Page and application data records:
■ ■ ■ ■ ■ ■ ■
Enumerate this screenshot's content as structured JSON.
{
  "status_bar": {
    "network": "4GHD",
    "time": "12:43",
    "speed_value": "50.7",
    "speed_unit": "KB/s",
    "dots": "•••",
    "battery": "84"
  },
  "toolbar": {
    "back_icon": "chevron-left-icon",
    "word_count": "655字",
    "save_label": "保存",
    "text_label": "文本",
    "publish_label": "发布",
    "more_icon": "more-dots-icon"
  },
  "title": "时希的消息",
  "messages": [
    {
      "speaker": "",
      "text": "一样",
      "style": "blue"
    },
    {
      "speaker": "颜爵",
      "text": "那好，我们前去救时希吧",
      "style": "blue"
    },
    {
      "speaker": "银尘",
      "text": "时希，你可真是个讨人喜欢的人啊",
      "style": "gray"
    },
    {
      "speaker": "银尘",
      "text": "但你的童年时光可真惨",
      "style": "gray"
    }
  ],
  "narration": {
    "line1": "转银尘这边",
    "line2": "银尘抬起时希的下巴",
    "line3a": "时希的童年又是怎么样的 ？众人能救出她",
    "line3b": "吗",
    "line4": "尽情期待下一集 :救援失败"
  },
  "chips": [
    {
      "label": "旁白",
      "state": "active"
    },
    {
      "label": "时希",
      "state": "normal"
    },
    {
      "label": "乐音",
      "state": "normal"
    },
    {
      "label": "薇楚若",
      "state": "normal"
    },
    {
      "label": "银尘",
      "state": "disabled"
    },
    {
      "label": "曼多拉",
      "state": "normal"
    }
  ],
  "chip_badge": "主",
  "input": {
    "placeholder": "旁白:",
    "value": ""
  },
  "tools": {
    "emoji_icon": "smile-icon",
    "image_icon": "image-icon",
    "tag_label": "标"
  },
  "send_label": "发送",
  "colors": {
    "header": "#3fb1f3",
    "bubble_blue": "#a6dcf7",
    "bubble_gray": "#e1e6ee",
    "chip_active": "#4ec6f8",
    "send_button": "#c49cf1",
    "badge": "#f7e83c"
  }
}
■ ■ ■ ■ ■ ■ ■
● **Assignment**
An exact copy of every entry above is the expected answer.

● **Task response**
Enumerate this screenshot's content as structured JSON.
{
  "status_bar": {
    "network": "4GHD",
    "time": "12:43",
    "speed_value": "50.7",
    "speed_unit": "KB/s",
    "dots": "•••",
    "battery": "84"
  },
  "toolbar": {
    "back_icon": "chevron-left-icon",
    "word_count": "655字",
    "save_label": "保存",
    "text_label": "文本",
    "publish_label": "发布",
    "more_icon": "more-dots-icon"
  },
  "title": "时希的消息",
  "messages": [
    {
      "speaker": "",
      "text": "一样",
      "style": "blue"
    },
    {
      "speaker": "颜爵",
      "text": "那好，我们前去救时希吧",
      "style": "blue"
    },
    {
      "speaker": "银尘",
      "text": "时希，你可真是个讨人喜欢的人啊",
      "style": "gray"
    },
    {
      "speaker": "银尘",
      "text": "但你的童年时光可真惨",
      "style": "gray"
    }
  ],
  "narration": {
    "line1": "转银尘这边",
    "line2": "银尘抬起时希的下巴",
    "line3a": "时希的童年又是怎么样的 ？众人能救出她",
    "line3b": "吗",
    "line4": "尽情期待下一集 :救援失败"
  },
  "chips": [
    {
      "label": "旁白",
      "state": "active"
    },
    {
      "label": "时希",
      "state": "normal"
    },
    {
      "label": "乐音",
      "state": "normal"
    },
    {
      "label": "薇楚若",
      "state": "normal"
    },
    {
      "label": "银尘",
      "state": "disabled"
    },
    {
      "label": "曼多拉",
      "state": "normal"
    }
  ],
  "chip_badge": "主",
  "input": {
    "placeholder": "旁白:",
    "value": ""
  },
  "tools": {
    "emoji_icon": "smile-icon",
    "image_icon": "image-icon",
    "tag_label": "标"
  },
  "send_label": "发送",
  "colors": {
    "header": "#3fb1f3",
    "bubble_blue": "#a6dcf7",
    "bubble_gray": "#e1e6ee",
    "chip_active": "#4ec6f8",
    "send_button": "#c49cf1",
    "badge": "#f7e83c"
  }
}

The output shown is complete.